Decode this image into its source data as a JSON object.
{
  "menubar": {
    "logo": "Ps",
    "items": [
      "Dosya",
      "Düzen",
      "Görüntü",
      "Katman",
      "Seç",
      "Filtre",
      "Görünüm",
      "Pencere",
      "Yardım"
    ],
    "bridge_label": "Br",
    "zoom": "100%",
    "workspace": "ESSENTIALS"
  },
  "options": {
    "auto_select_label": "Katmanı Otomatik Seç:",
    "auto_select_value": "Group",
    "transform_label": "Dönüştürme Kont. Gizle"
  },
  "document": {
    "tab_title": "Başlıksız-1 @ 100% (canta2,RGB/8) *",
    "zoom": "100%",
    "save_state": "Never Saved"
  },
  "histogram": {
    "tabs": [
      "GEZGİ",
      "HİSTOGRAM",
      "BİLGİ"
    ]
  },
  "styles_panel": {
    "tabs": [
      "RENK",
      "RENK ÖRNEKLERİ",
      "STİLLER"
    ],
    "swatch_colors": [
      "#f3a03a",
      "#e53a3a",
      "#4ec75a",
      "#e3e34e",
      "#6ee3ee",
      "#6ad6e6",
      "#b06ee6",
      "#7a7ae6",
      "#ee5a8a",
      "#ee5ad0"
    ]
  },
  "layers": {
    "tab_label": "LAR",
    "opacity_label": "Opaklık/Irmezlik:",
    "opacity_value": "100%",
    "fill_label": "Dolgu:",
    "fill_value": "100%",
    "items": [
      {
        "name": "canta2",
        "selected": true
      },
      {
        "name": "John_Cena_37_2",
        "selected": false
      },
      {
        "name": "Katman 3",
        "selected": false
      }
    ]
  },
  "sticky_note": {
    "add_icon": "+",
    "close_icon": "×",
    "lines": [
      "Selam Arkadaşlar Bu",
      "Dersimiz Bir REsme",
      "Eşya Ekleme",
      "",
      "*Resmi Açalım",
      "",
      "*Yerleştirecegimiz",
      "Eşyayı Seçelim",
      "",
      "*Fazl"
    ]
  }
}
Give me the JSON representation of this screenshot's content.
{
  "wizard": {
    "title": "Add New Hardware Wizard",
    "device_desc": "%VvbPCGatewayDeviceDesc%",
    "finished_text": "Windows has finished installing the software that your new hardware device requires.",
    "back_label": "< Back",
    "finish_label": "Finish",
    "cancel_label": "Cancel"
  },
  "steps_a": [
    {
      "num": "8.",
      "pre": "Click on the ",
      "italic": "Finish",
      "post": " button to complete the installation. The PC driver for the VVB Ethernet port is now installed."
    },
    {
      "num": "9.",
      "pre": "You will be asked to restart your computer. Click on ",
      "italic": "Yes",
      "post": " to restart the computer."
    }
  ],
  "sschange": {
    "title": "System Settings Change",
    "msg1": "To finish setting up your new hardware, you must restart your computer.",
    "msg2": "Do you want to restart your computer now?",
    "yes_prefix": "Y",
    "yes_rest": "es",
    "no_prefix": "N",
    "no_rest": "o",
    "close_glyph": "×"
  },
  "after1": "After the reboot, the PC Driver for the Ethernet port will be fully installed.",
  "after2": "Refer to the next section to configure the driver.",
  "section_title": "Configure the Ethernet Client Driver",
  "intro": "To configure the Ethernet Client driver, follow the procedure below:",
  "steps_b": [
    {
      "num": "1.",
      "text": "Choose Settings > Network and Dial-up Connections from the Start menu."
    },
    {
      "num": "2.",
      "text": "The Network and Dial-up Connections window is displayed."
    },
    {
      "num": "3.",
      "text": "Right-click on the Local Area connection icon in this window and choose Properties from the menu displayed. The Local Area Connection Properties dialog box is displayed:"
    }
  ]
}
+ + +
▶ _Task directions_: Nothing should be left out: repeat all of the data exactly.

▶ _Answer box_:
Decode this image into its source data as a JSON object.
{
  "menubar": {
    "logo": "Ps",
    "items": [
      "Dosya",
      "Düzen",
      "Görüntü",
      "Katman",
      "Seç",
      "Filtre",
      "Görünüm",
      "Pencere",
      "Yardım"
    ],
    "bridge_label": "Br",
    "zoom": "100%",
    "workspace": "ESSENTIALS"
  },
  "options": {
    "auto_select_label": "Katmanı Otomatik Seç:",
    "auto_select_value": "Group",
    "transform_label": "Dönüştürme Kont. Gizle"
  },
  "document": {
    "tab_title": "Başlıksız-1 @ 100% (canta2,RGB/8) *",
    "zoom": "100%",
    "save_state": "Never Saved"
  },
  "histogram": {
    "tabs": [
      "GEZGİ",
      "HİSTOGRAM",
      "BİLGİ"
    ]
  },
  "styles_panel": {
    "tabs": [
      "RENK",
      "RENK ÖRNEKLERİ",
      "STİLLER"
    ],
    "swatch_colors": [
      "#f3a03a",
      "#e53a3a",
      "#4ec75a",
      "#e3e34e",
      "#6ee3ee",
      "#6ad6e6",
      "#b06ee6",
      "#7a7ae6",
      "#ee5a8a",
      "#ee5ad0"
    ]
  },
  "layers": {
    "tab_label": "LAR",
    "opacity_label": "Opaklık/Irmezlik:",
    "opacity_value": "100%",
    "fill_label": "Dolgu:",
    "fill_value": "100%",
    "items": [
      {
        "name": "canta2",
        "selected": true
      },
      {
        "name": "John_Cena_37_2",
        "selected": false
      },
      {
        "name": "Katman 3",
        "selected": false
      }
    ]
  },
  "sticky_note": {
    "add_icon": "+",
    "close_icon": "×",
    "lines": [
      "Selam Arkadaşlar Bu",
      "Dersimiz Bir REsme",
      "Eşya Ekleme",
      "",
      "*Resmi Açalım",
      "",
      "*Yerleştirecegimiz",
      "Eşyayı Seçelim",
      "",
      "*Fazl"
    ]
  }
}
Give me the JSON representation of this screenshot's content.
{
  "wizard": {
    "title": "Add New Hardware Wizard",
    "device_desc": "%VvbPCGatewayDeviceDesc%",
    "finished_text": "Windows has finished installing the software that your new hardware device requires.",
    "back_label": "< Back",
    "finish_label": "Finish",
    "cancel_label": "Cancel"
  },
  "steps_a": [
    {
      "num": "8.",
      "pre": "Click on the ",
      "italic": "Finish",
      "post": " button to complete the installation. The PC driver for the VVB Ethernet port is now installed."
    },
    {
      "num": "9.",
      "pre": "You will be asked to restart your computer. Click on ",
      "italic": "Yes",
      "post": " to restart the computer."
    }
  ],
  "sschange": {
    "title": "System Settings Change",
    "msg1": "To finish setting up your new hardware, you must restart your computer.",
    "msg2": "Do you want to restart your computer now?",
    "yes_prefix": "Y",
    "yes_rest": "es",
    "no_prefix": "N",
    "no_rest": "o",
    "close_glyph": "×"
  },
  "after1": "After the reboot, the PC Driver for the Ethernet port will be fully installed.",
  "after2": "Refer to the next section to configure the driver.",
  "section_title": "Configure the Ethernet Client Driver",
  "intro": "To configure the Ethernet Client driver, follow the procedure below:",
  "steps_b": [
    {
      "num": "1.",
      "text": "Choose Settings > Network and Dial-up Connections from the Start menu."
    },
    {
      "num": "2.",
      "text": "The Network and Dial-up Connections window is displayed."
    },
    {
      "num": "3.",
      "text": "Right-click on the Local Area connection icon in this window and choose Properties from the menu displayed. The Local Area Connection Properties dialog box is displayed:"
    }
  ]
}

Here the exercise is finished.